ModelCARE 2005,  IAHS Publication 304, p. 281-287

 

Complex groundwater whirl systems

 

 

KICK  HEMKER

Hydrology and Geo-Environmental sciences, Vrije Universiteit Amsterdam, De Boelelaan 1085,
1081 HV Amsterdam, the Netherlands

e-mail: hemker@microfem.nl

MARK  BAKKER

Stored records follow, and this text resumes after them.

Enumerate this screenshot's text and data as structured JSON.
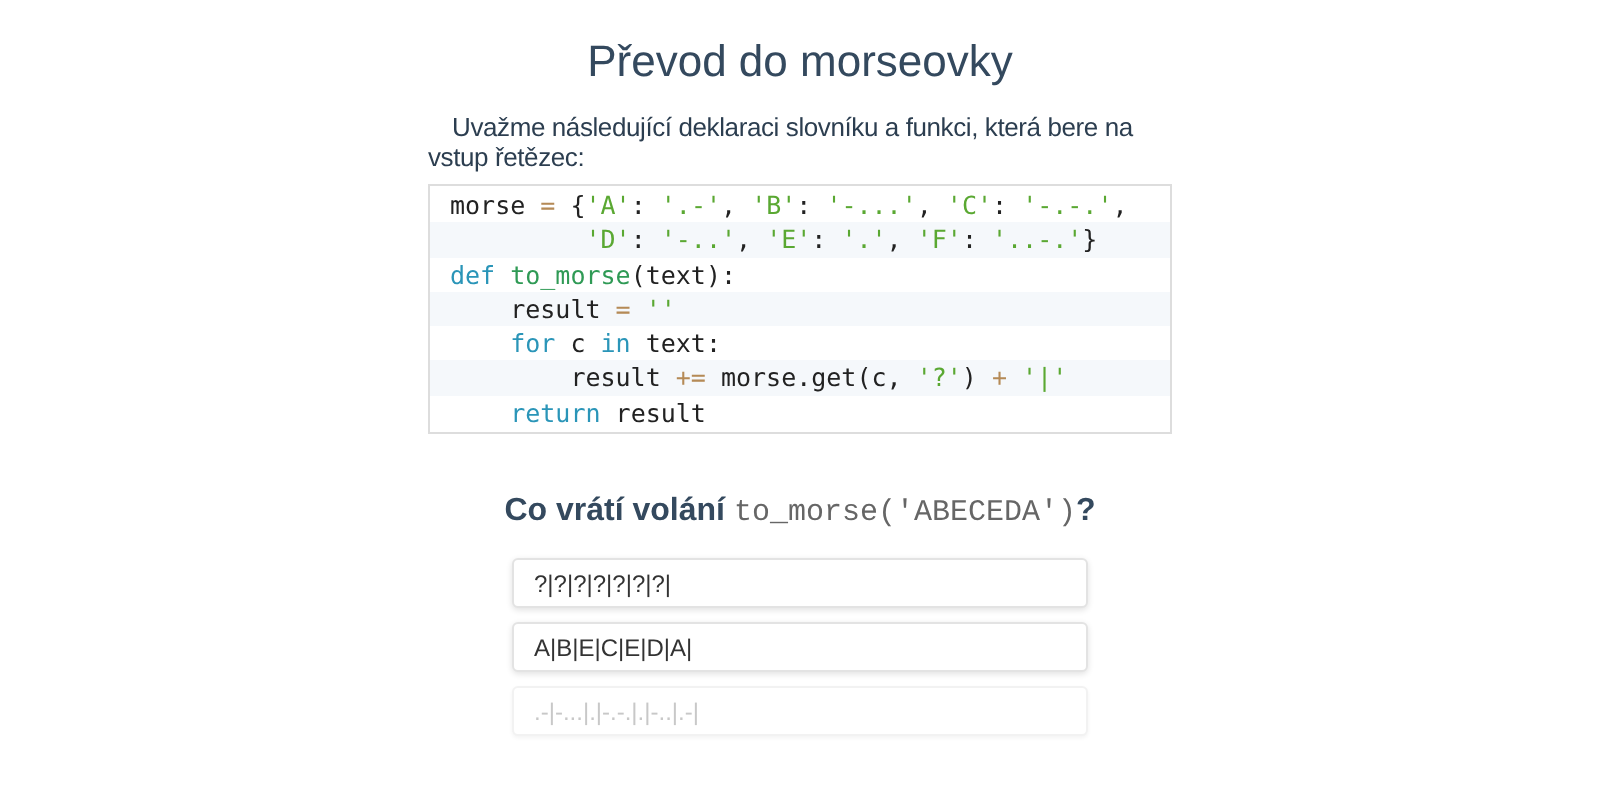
{
  "title": "Převod do morseovky",
  "intro": "Uvažme následující deklaraci slovníku a funkci, která bere na vstup řetězec:",
  "code": [
    [
      {
        "t": "morse ",
        "kind": "n"
      },
      {
        "t": "=",
        "kind": "o"
      },
      {
        "t": " {",
        "kind": "n"
      },
      {
        "t": "'A'",
        "kind": "s"
      },
      {
        "t": ": ",
        "kind": "n"
      },
      {
        "t": "'.-'",
        "kind": "s"
      },
      {
        "t": ", ",
        "kind": "n"
      },
      {
        "t": "'B'",
        "kind": "s"
      },
      {
        "t": ": ",
        "kind": "n"
      },
      {
        "t": "'-...'",
        "kind": "s"
      },
      {
        "t": ", ",
        "kind": "n"
      },
      {
        "t": "'C'",
        "kind": "s"
      },
      {
        "t": ": ",
        "kind": "n"
      },
      {
        "t": "'-.-.'",
        "kind": "s"
      },
      {
        "t": ",",
        "kind": "n"
      }
    ],
    [
      {
        "t": "         'D'",
        "kind": "s"
      },
      {
        "t": ": ",
        "kind": "n"
      },
      {
        "t": "'-..'",
        "kind": "s"
      },
      {
        "t": ", ",
        "kind": "n"
      },
      {
        "t": "'E'",
        "kind": "s"
      },
      {
        "t": ": ",
        "kind": "n"
      },
      {
        "t": "'.'",
        "kind": "s"
      },
      {
        "t": ", ",
        "kind": "n"
      },
      {
        "t": "'F'",
        "kind": "s"
      },
      {
        "t": ": ",
        "kind": "n"
      },
      {
        "t": "'..-.'",
        "kind": "s"
      },
      {
        "t": "}",
        "kind": "n"
      }
    ],
    [
      {
        "t": "def ",
        "kind": "k"
      },
      {
        "t": "to_morse",
        "kind": "f"
      },
      {
        "t": "(text):",
        "kind": "n"
      }
    ],
    [
      {
        "t": "    result ",
        "kind": "n"
      },
      {
        "t": "= ",
        "kind": "o"
      },
      {
        "t": "''",
        "kind": "s"
      }
    ],
    [
      {
        "t": "    for",
        "kind": "k"
      },
      {
        "t": " c ",
        "kind": "n"
      },
      {
        "t": "in",
        "kind": "k"
      },
      {
        "t": " text:",
        "kind": "n"
      }
    ],
    [
      {
        "t": "        result ",
        "kind": "n"
      },
      {
        "t": "+=",
        "kind": "o"
      },
      {
        "t": " morse.get(c, ",
        "kind": "n"
      },
      {
        "t": "'?'",
        "kind": "s"
      },
      {
        "t": ") ",
        "kind": "n"
      },
      {
        "t": "+ ",
        "kind": "o"
      },
      {
        "t": "'|'",
        "kind": "s"
      }
    ],
    [
      {
        "t": "    return",
        "kind": "k"
      },
      {
        "t": " result",
        "kind": "n"
      }
    ]
  ],
  "question": {
    "text": "Co vrátí volání",
    "code": "to_morse('ABECEDA')",
    "mark": "?"
  },
  "options": [
    {
      "label": "?|?|?|?|?|?|?|",
      "faded": false
    },
    {
      "label": "A|B|E|C|E|D|A|",
      "faded": false
    },
    {
      "label": ".-|-...|.|-.-.|.|-..|.-|",
      "faded": true
    }
  ]
}
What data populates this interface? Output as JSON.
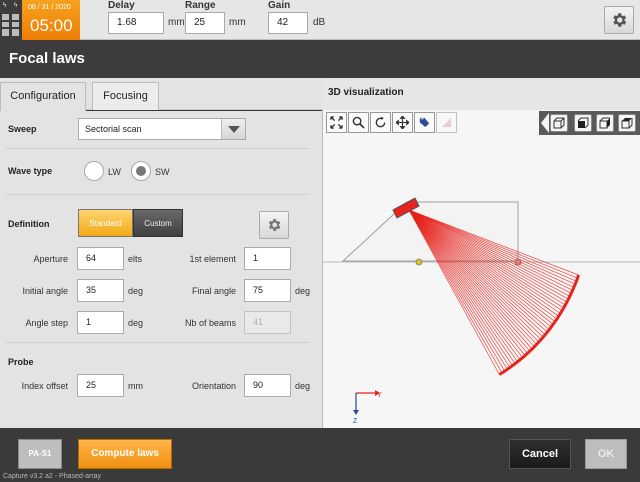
{
  "topbar": {
    "date": "08 / 31 / 2020",
    "time": "05:00",
    "delay": {
      "label": "Delay",
      "value": "1.68",
      "unit": "mm"
    },
    "range": {
      "label": "Range",
      "value": "25",
      "unit": "mm"
    },
    "gain": {
      "label": "Gain",
      "value": "42",
      "unit": "dB"
    }
  },
  "title": "Focal laws",
  "tabs": [
    "Configuration",
    "Focusing"
  ],
  "viz_title": "3D visualization",
  "sweep": {
    "label": "Sweep",
    "value": "Sectorial scan"
  },
  "wave_type": {
    "label": "Wave type",
    "options": [
      "LW",
      "SW"
    ],
    "selected": "SW"
  },
  "definition": {
    "label": "Definition",
    "modes": [
      "Standard",
      "Custom"
    ],
    "selected": "Standard",
    "fields": [
      {
        "label": "Aperture",
        "value": "64",
        "unit": "elts"
      },
      {
        "label": "1st element",
        "value": "1",
        "unit": ""
      },
      {
        "label": "Initial angle",
        "value": "35",
        "unit": "deg"
      },
      {
        "label": "Final angle",
        "value": "75",
        "unit": "deg"
      },
      {
        "label": "Angle step",
        "value": "1",
        "unit": "deg"
      },
      {
        "label": "Nb of beams",
        "value": "41",
        "unit": ""
      }
    ]
  },
  "probe": {
    "label": "Probe",
    "fields": [
      {
        "label": "Index offset",
        "value": "25",
        "unit": "mm"
      },
      {
        "label": "Orientation",
        "value": "90",
        "unit": "deg"
      }
    ]
  },
  "axes": {
    "y": "Y",
    "z": "Z"
  },
  "colors": {
    "accent": "#f08f10",
    "beam": "#e8221c",
    "dark": "#3a3a3a"
  },
  "bottom": {
    "probe_tag": "PA-S1",
    "compute": "Compute laws",
    "cancel": "Cancel",
    "ok": "OK",
    "version": "Capture v3.2 a2 - Phased-array"
  }
}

Dept. of Biological and Agricultural Engineering, University of Georgia, Athens, GA 30602, USA

 

Abstract By analyzing three-dimensional flow patterns in models of layered anisotropic aquifers, we found that streamlines often have the shape of spirals. A bundle of such spiralling streamlines was termed a 'groundwater whirl'. Experiments include aquifers in which all layers have a laterally hetero-geneous anisotropy. In box-shaped aquifers with horizontal layers and a uniform horizontal gradient along the boundaries, all whirls have their axes in the same flow direction. In such cases projected streamlines can be represented by stream function contours. It allows an easy 2D interpretation of the main characteristics of complex whirls patterns. Clockwise and counter-clockwise whirl axes occur at the interfaces of adjacent layers with different anisotropic hydraulic conductivities. One or more clockwise whirls may occur within one counter-clockwise whirl, and vice versa. Where contours of different whirls meet, saddle points are found. There is a fixed relation between the number of whirls and the number of saddle points. As a consequence of groundwater whirls, the exchange of water between aquifer layers is intensified, which may have a significant impact on contaminant spreading.